Time to check

The worst thing you can do is to not leave enough time to check your work efficiently at the end of writing your 15,000 words. Make sure you leave enough time for this, and ask friends or relatives to read your dissertation through for you – as they will see mistakes you won’t.

It is a difficult process but you will get to the end – Good luck!

After the event is over…

Reputation of South Africa after the World Cup

Recent research explained by PR Week looks into changed perceptions of the host country after the World Cup came to a close. This chart shows people believe that South Africa’s ‘enthusiasm and passion’ was the best thing about the World Cup 2010 – which is a fantastic result for any nation branding teams and their tourism departments.

Sepp Blatter, head of FIFA, world football’s governing body, gave South Africa “nine out of ten” for its performance, saying he would happily back any bid it might now wish to make to host the Olympic Games in 2020 or 2024. The Economist

However, some argue that South Africa was substantial at hosting, but not truly successful. There were empty home stands and also games were not full sold out either. Is this the result of the country or the game organizers themselves? This does put more pressure on FIFA and other sporting events to make the right decision in choosing their host destination in future years.

The costs of holding major sporting events verses the effect on the countries reputation and economic in-put must be examined, as holding these types of events does cost the host country a vast amount. However, as the Economist feature states: “… South Africa will benefit too. It has reaped incalculable marketing gains from the 500m spectators around the world who are reckoned on average to have tuned in to watch each of the 64 matches. Nearly half a million foreign fans visited the country, many for the first time, to watch the tournament.

Perhaps the biggest benefit has been the battered nation’s rise in self-respect. South Africans, white and black, are hugely proud of their achievement.”

There is a lot to consider when pitching for events, acting on them and working to keep the legacy afterwords too. This is all part of nation branding… such a fascinating project!

Leeds City Council Comm’s Audit

There is nothing more valuable than gaining real working projects whilst at university. I recently conducted a Communications Audit for Leeds City Council, and presented the findings to the team.

See link:

The time is here to get busy…

That’s it now, the placement is over and now I am back at university (with serious jet lag from travelling to Thailand) realising how much work I actually have to do over the next 7-8 months!!

It’s serious times…

I have to start thinking about my dissertation, which i looked a lot into while on placement. You have to use your contacts. Therefore after looking into what I have found most interesting i have decided to focus my thoughts on ‘Destination Branding’ and how PR is used to communicate city brands around the world.

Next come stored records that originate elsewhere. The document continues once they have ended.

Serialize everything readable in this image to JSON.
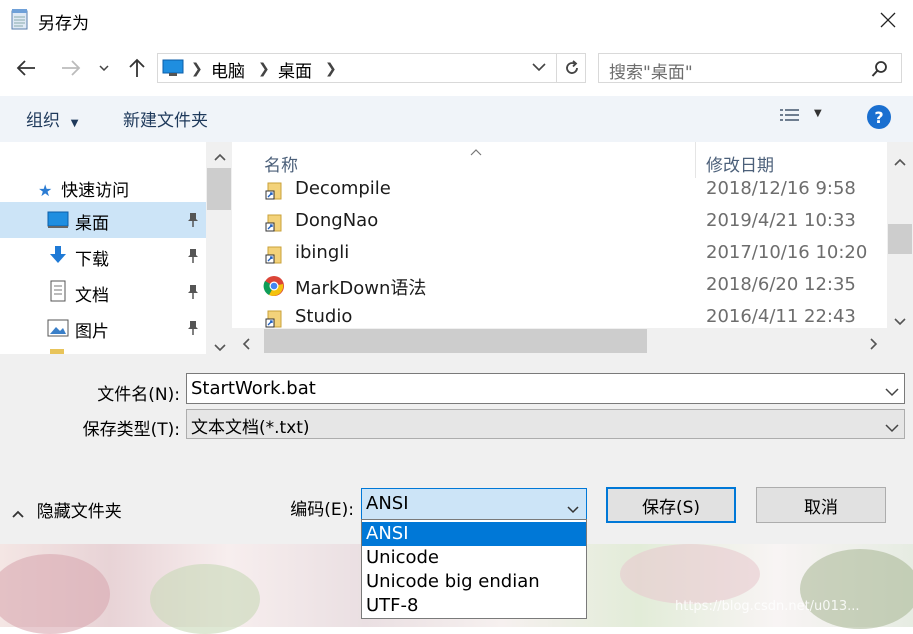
{
  "window": {
    "title": "另存为"
  },
  "address": {
    "path": [
      "电脑",
      "桌面"
    ]
  },
  "search": {
    "placeholder": "搜索\"桌面\""
  },
  "toolbar": {
    "organize": "组织",
    "new_folder": "新建文件夹"
  },
  "nav": {
    "quick_access": "快速访问",
    "items": [
      {
        "label": "桌面",
        "icon": "desktop-icon",
        "pinned": true,
        "selected": true
      },
      {
        "label": "下载",
        "icon": "download-icon",
        "pinned": true
      },
      {
        "label": "文档",
        "icon": "document-icon",
        "pinned": true
      },
      {
        "label": "图片",
        "icon": "picture-icon",
        "pinned": true
      }
    ]
  },
  "list": {
    "col_name": "名称",
    "col_date": "修改日期",
    "rows": [
      {
        "name": "Decompile",
        "date": "2018/12/16 9:58",
        "icon": "folder-shortcut-icon"
      },
      {
        "name": "DongNao",
        "date": "2019/4/21 10:33",
        "icon": "folder-shortcut-icon"
      },
      {
        "name": "ibingli",
        "date": "2017/10/16 10:20",
        "icon": "folder-shortcut-icon"
      },
      {
        "name": "MarkDown语法",
        "date": "2018/6/20 12:35",
        "icon": "chrome-icon"
      },
      {
        "name": "Studio",
        "date": "2016/4/11 22:43",
        "icon": "folder-shortcut-icon"
      }
    ]
  },
  "form": {
    "filename_label": "文件名(N):",
    "filename_value": "StartWork.bat",
    "filetype_label": "保存类型(T):",
    "filetype_value": "文本文档(*.txt)",
    "hide_folders": "隐藏文件夹",
    "encoding_label": "编码(E):",
    "encoding_value": "ANSI",
    "encoding_options": [
      "ANSI",
      "Unicode",
      "Unicode big endian",
      "UTF-8"
    ],
    "save": "保存(S)",
    "cancel": "取消"
  },
  "watermark": "https://blog.csdn.net/u013...",
  "colors": {
    "accent": "#0078d7",
    "selection": "#cce8ff",
    "nav_selected": "#cce4f7",
    "help": "#1a6fd0"
  }
}
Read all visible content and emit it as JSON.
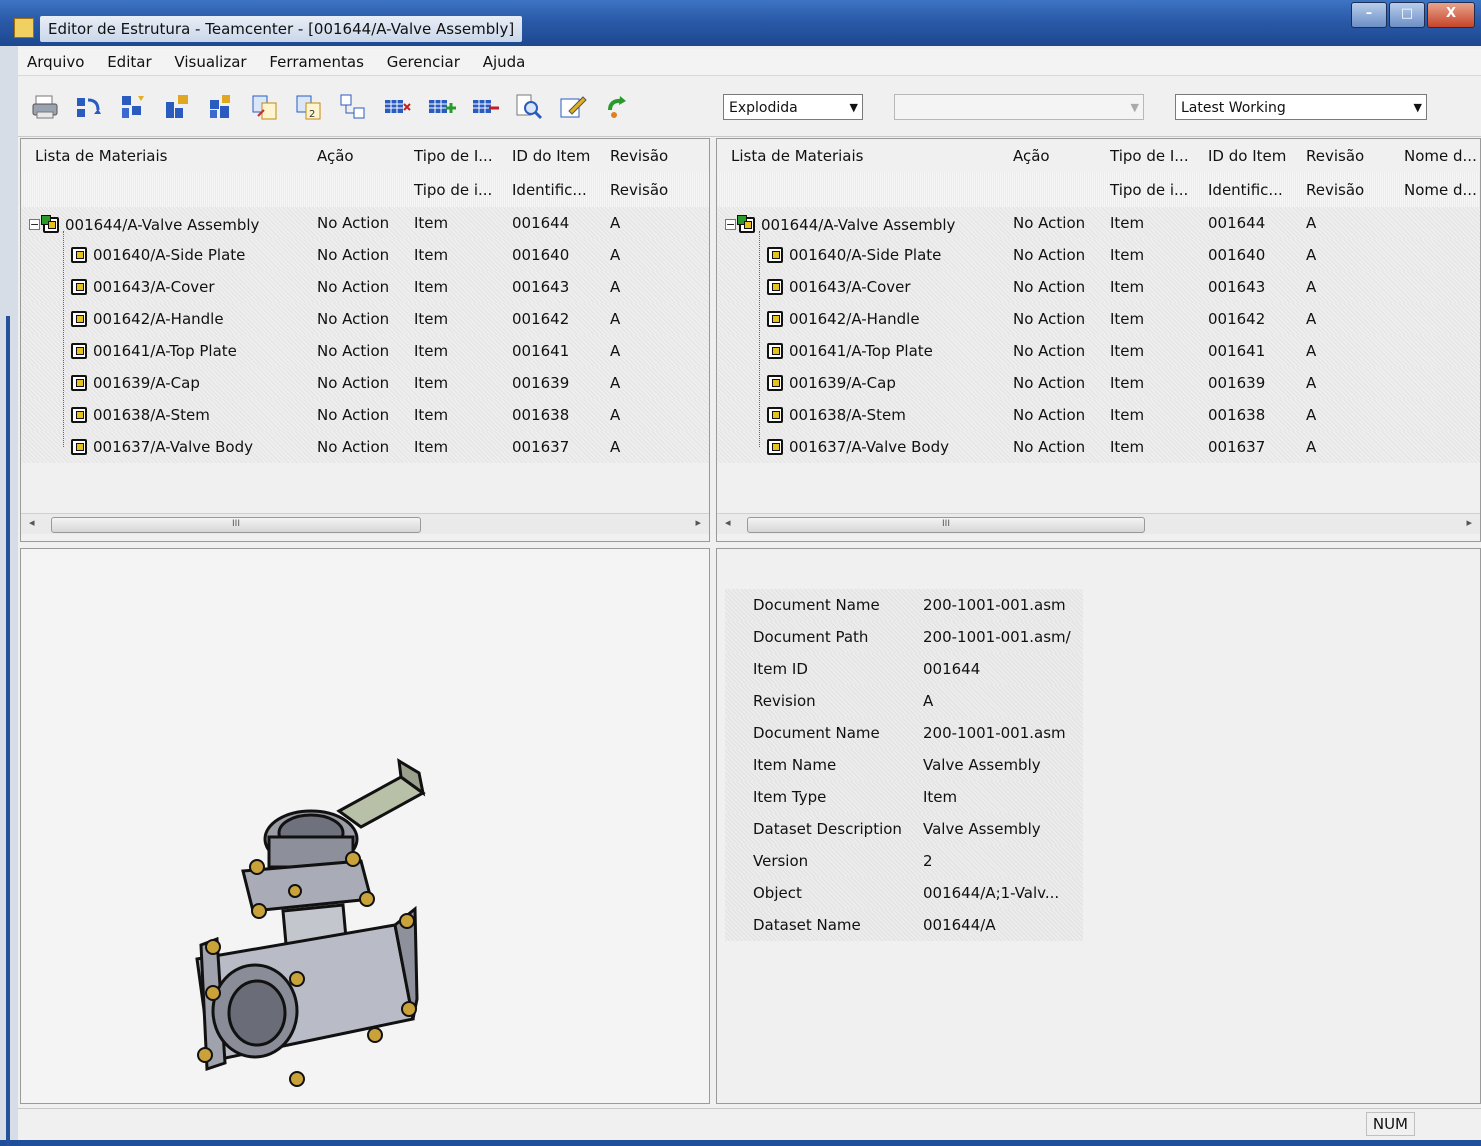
{
  "window": {
    "title": "Editor de Estrutura - Teamcenter - [001644/A-Valve Assembly]",
    "buttons": {
      "minimize": "–",
      "maximize": "□",
      "close": "X"
    }
  },
  "menu": [
    "Arquivo",
    "Editar",
    "Visualizar",
    "Ferramentas",
    "Gerenciar",
    "Ajuda"
  ],
  "toolbar": {
    "icons": [
      "print-icon",
      "refresh-structure-icon",
      "structure-icon",
      "add-item-icon",
      "paste-structure-icon",
      "number-icon",
      "number-two-icon",
      "compare-icon",
      "table-edit-icon",
      "table-add-icon",
      "table-remove-icon",
      "find-icon",
      "edit-icon",
      "recycle-icon"
    ],
    "view_mode": "Explodida",
    "middle_select": "",
    "revision_rule": "Latest Working"
  },
  "bom_left": {
    "columns": [
      "Lista de Materiais",
      "Ação",
      "Tipo de I...",
      "ID do Item",
      "Revisão"
    ],
    "subheaders": [
      "",
      "",
      "Tipo de i...",
      "Identific...",
      "Revisão"
    ],
    "rows": [
      {
        "name": "001644/A-Valve Assembly",
        "action": "No Action",
        "type": "Item",
        "id": "001644",
        "rev": "A"
      },
      {
        "name": "001640/A-Side Plate",
        "action": "No Action",
        "type": "Item",
        "id": "001640",
        "rev": "A"
      },
      {
        "name": "001643/A-Cover",
        "action": "No Action",
        "type": "Item",
        "id": "001643",
        "rev": "A"
      },
      {
        "name": "001642/A-Handle",
        "action": "No Action",
        "type": "Item",
        "id": "001642",
        "rev": "A"
      },
      {
        "name": "001641/A-Top Plate",
        "action": "No Action",
        "type": "Item",
        "id": "001641",
        "rev": "A"
      },
      {
        "name": "001639/A-Cap",
        "action": "No Action",
        "type": "Item",
        "id": "001639",
        "rev": "A"
      },
      {
        "name": "001638/A-Stem",
        "action": "No Action",
        "type": "Item",
        "id": "001638",
        "rev": "A"
      },
      {
        "name": "001637/A-Valve Body",
        "action": "No Action",
        "type": "Item",
        "id": "001637",
        "rev": "A"
      }
    ],
    "scroll_thumb": "III"
  },
  "bom_right": {
    "columns": [
      "Lista de Materiais",
      "Ação",
      "Tipo de I...",
      "ID do Item",
      "Revisão",
      "Nome d..."
    ],
    "subheaders": [
      "",
      "",
      "Tipo de i...",
      "Identific...",
      "Revisão",
      "Nome d..."
    ],
    "rows": [
      {
        "name": "001644/A-Valve Assembly",
        "action": "No Action",
        "type": "Item",
        "id": "001644",
        "rev": "A"
      },
      {
        "name": "001640/A-Side Plate",
        "action": "No Action",
        "type": "Item",
        "id": "001640",
        "rev": "A"
      },
      {
        "name": "001643/A-Cover",
        "action": "No Action",
        "type": "Item",
        "id": "001643",
        "rev": "A"
      },
      {
        "name": "001642/A-Handle",
        "action": "No Action",
        "type": "Item",
        "id": "001642",
        "rev": "A"
      },
      {
        "name": "001641/A-Top Plate",
        "action": "No Action",
        "type": "Item",
        "id": "001641",
        "rev": "A"
      },
      {
        "name": "001639/A-Cap",
        "action": "No Action",
        "type": "Item",
        "id": "001639",
        "rev": "A"
      },
      {
        "name": "001638/A-Stem",
        "action": "No Action",
        "type": "Item",
        "id": "001638",
        "rev": "A"
      },
      {
        "name": "001637/A-Valve Body",
        "action": "No Action",
        "type": "Item",
        "id": "001637",
        "rev": "A"
      }
    ],
    "scroll_thumb": "III"
  },
  "properties": [
    {
      "key": "Document Name",
      "value": "200-1001-001.asm"
    },
    {
      "key": "Document Path",
      "value": "200-1001-001.asm/"
    },
    {
      "key": "Item ID",
      "value": "001644"
    },
    {
      "key": "Revision",
      "value": "A"
    },
    {
      "key": "Document Name",
      "value": "200-1001-001.asm"
    },
    {
      "key": "Item Name",
      "value": "Valve Assembly"
    },
    {
      "key": "Item Type",
      "value": "Item"
    },
    {
      "key": "Dataset Description",
      "value": "Valve Assembly"
    },
    {
      "key": "Version",
      "value": "2"
    },
    {
      "key": "Object",
      "value": "001644/A;1-Valv..."
    },
    {
      "key": "Dataset Name",
      "value": "001644/A"
    }
  ],
  "status": {
    "num": "NUM"
  },
  "colors": {
    "title_bar": "#2a5aa8",
    "valve_body": "#b9bcc6",
    "bolt": "#c9a23a",
    "handle": "#b8c0a8"
  }
}
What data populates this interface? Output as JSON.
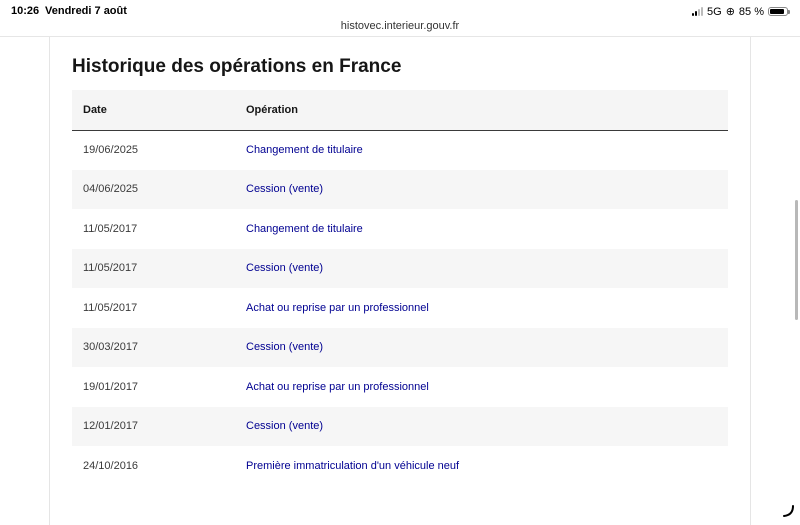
{
  "status_bar": {
    "time": "10:26",
    "date": "Vendredi 7 août",
    "network": "5G",
    "battery": "85 %",
    "battery_level": 0.85
  },
  "browser": {
    "url": "histovec.interieur.gouv.fr"
  },
  "section": {
    "title": "Historique des opérations en France"
  },
  "table": {
    "headers": {
      "date": "Date",
      "operation": "Opération"
    },
    "rows": [
      {
        "date": "19/06/2025",
        "operation": "Changement de titulaire"
      },
      {
        "date": "04/06/2025",
        "operation": "Cession (vente)"
      },
      {
        "date": "11/05/2017",
        "operation": "Changement de titulaire"
      },
      {
        "date": "11/05/2017",
        "operation": "Cession (vente)"
      },
      {
        "date": "11/05/2017",
        "operation": "Achat ou reprise par un professionnel"
      },
      {
        "date": "30/03/2017",
        "operation": "Cession (vente)"
      },
      {
        "date": "19/01/2017",
        "operation": "Achat ou reprise par un professionnel"
      },
      {
        "date": "12/01/2017",
        "operation": "Cession (vente)"
      },
      {
        "date": "24/10/2016",
        "operation": "Première immatriculation d'un véhicule neuf"
      }
    ]
  },
  "colors": {
    "link": "#000091",
    "header_bg": "#f5f5f5",
    "stripe_bg": "#f6f6f6"
  }
}
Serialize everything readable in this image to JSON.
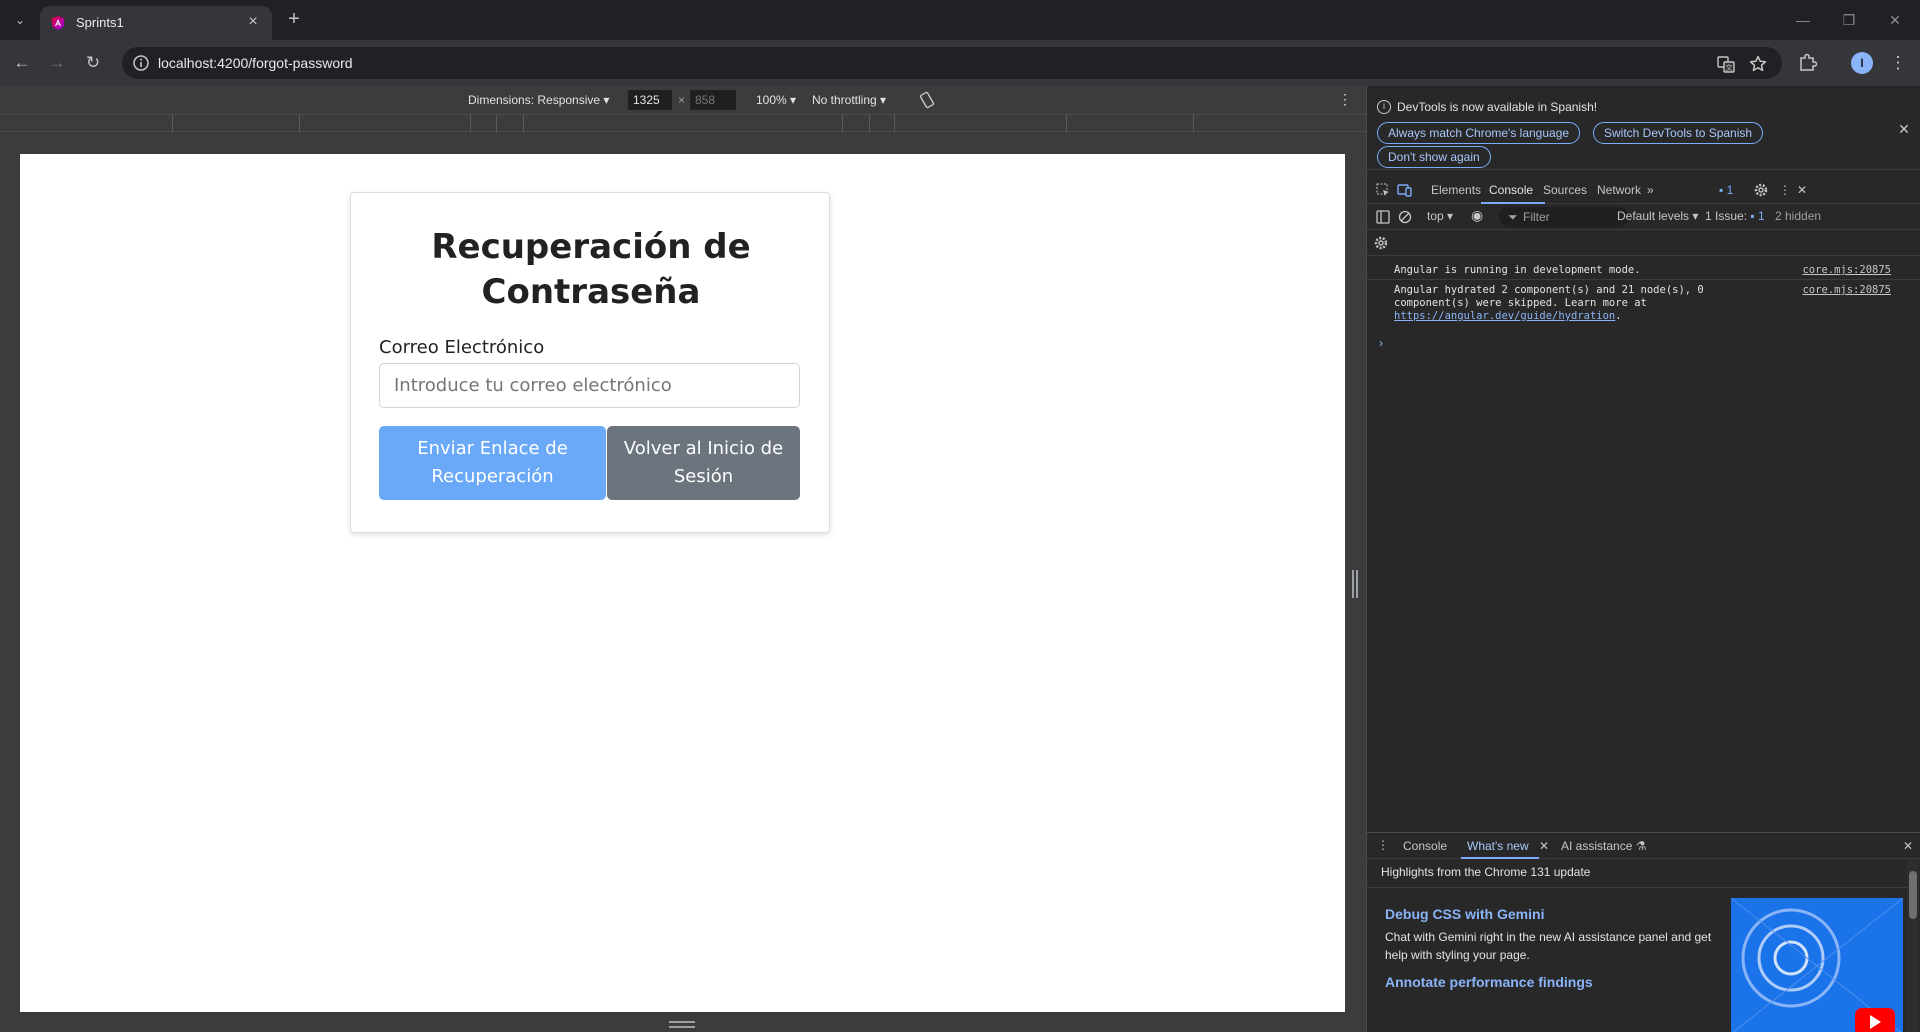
{
  "browser": {
    "tab_title": "Sprints1",
    "url": "localhost:4200/forgot-password"
  },
  "device_toolbar": {
    "dimensions_label": "Dimensions: Responsive",
    "width_value": "1325",
    "height_value": "858",
    "zoom": "100%",
    "throttling": "No throttling"
  },
  "page": {
    "title": "Recuperación de Contraseña",
    "email_label": "Correo Electrónico",
    "email_placeholder": "Introduce tu correo electrónico",
    "send_button": "Enviar Enlace de Recuperación",
    "back_button": "Volver al Inicio de Sesión"
  },
  "devtools": {
    "infobar": {
      "message": "DevTools is now available in Spanish!",
      "match_language": "Always match Chrome's language",
      "switch_spanish": "Switch DevTools to Spanish",
      "dont_show": "Don't show again"
    },
    "tabs": [
      "Elements",
      "Console",
      "Sources",
      "Network"
    ],
    "issues_badge": "1",
    "console_toolbar": {
      "context": "top",
      "filter_placeholder": "Filter",
      "levels": "Default levels",
      "issues_label": "1 Issue:",
      "issues_count": "1",
      "hidden": "2 hidden"
    },
    "messages": [
      {
        "text": "Angular is running in development mode.",
        "source": "core.mjs:20875"
      },
      {
        "text_line1": "Angular hydrated 2 component(s) and 21 node(s), 0",
        "text_line2": "component(s) were skipped. Learn more at",
        "link": "https://angular.dev/guide/hydration",
        "link_suffix": ".",
        "source": "core.mjs:20875"
      }
    ],
    "prompt": "›",
    "drawer": {
      "tabs": [
        "Console",
        "What's new",
        "AI assistance"
      ],
      "highlights": "Highlights from the Chrome 131 update",
      "items": [
        {
          "heading": "Debug CSS with Gemini",
          "body": "Chat with Gemini right in the new AI assistance panel and get help with styling your page."
        },
        {
          "heading": "Annotate performance findings"
        }
      ]
    }
  },
  "colors": {
    "primary_button": "#6aa8f8",
    "secondary_button": "#6c757d",
    "devtools_accent": "#7cacf8"
  }
}
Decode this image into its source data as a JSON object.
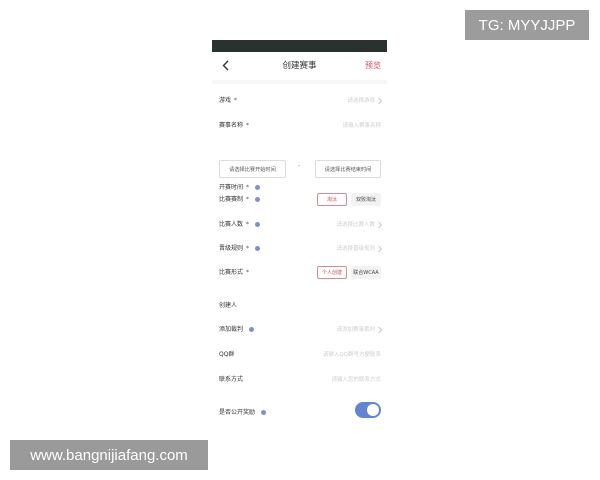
{
  "watermarks": {
    "tg": "TG: MYYJJPP",
    "site": "www.bangnijiafang.com"
  },
  "nav": {
    "back_icon": "chevron-left-icon",
    "title": "创建赛事",
    "preview_label": "预览"
  },
  "form": {
    "game": {
      "label": "游戏",
      "required": "*",
      "placeholder": "请选择游戏"
    },
    "event_name": {
      "label": "赛事名称",
      "required": "*",
      "placeholder": "请输入赛事名称"
    },
    "start_time": {
      "label": "开赛时间",
      "required": "*",
      "start_placeholder": "请选择比赛开始时间",
      "separator": "-",
      "end_placeholder": "请选择比赛结束时间"
    },
    "format": {
      "label": "比赛赛制",
      "required": "*",
      "options": [
        "淘汰",
        "双败淘汰"
      ],
      "selected": 0
    },
    "players": {
      "label": "比赛人数",
      "required": "*",
      "placeholder": "请选择比赛人数"
    },
    "advance_rule": {
      "label": "晋级规则",
      "required": "*",
      "placeholder": "请选择晋级规则"
    },
    "mode": {
      "label": "比赛形式",
      "required": "*",
      "options": [
        "个人创建",
        "联合WCAA"
      ],
      "selected": 0
    },
    "creator": {
      "label": "创建人"
    },
    "referee": {
      "label": "添加裁判",
      "placeholder": "请添加赛事裁判"
    },
    "qq_group": {
      "label": "QQ群",
      "placeholder": "请输入QQ群号方便联系"
    },
    "contact": {
      "label": "联系方式",
      "placeholder": "请输入您的联系方式"
    },
    "public_reward": {
      "label": "是否公开奖励",
      "enabled": true
    }
  },
  "colors": {
    "accent_red": "#c94f5c",
    "toggle_blue": "#6384d0",
    "info_dot": "#7c92c9",
    "status_bar": "#2a3230"
  }
}
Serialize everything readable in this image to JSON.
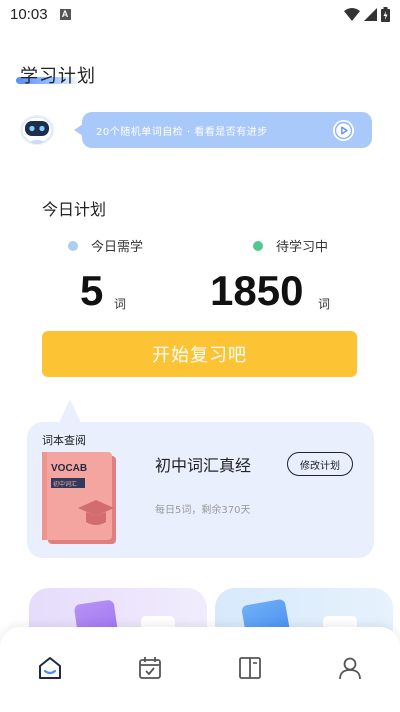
{
  "status_bar": {
    "time": "10:03",
    "notif_glyph": "A"
  },
  "page": {
    "title": "学习计划"
  },
  "assistant": {
    "icon": "robot-icon",
    "message": "20个随机单词自检 · 看看是否有进步"
  },
  "today_plan": {
    "heading": "今日计划",
    "need_label": "今日需学",
    "need_color": "#a9cff6",
    "need_count": "5",
    "need_unit": "词",
    "pending_label": "待学习中",
    "pending_color": "#52c98a",
    "pending_count": "1850",
    "pending_unit": "词",
    "start_button": "开始复习吧",
    "start_color": "#fcc435"
  },
  "book": {
    "tag": "词本查阅",
    "cover_title": "VOCAB",
    "cover_subtitle": "初中词汇",
    "name": "初中词汇真经",
    "modify_button": "修改计划",
    "progress": "每日5词，剩余370天"
  },
  "bottom_nav": [
    {
      "icon": "home-icon",
      "active": true
    },
    {
      "icon": "calendar-icon",
      "active": false
    },
    {
      "icon": "book-icon",
      "active": false
    },
    {
      "icon": "person-icon",
      "active": false
    }
  ]
}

After researching a little i have realised that this is a relatively new topic… may work to my advantage or may not. I need to keep researching to get a grip on this subject.

Let the work begin.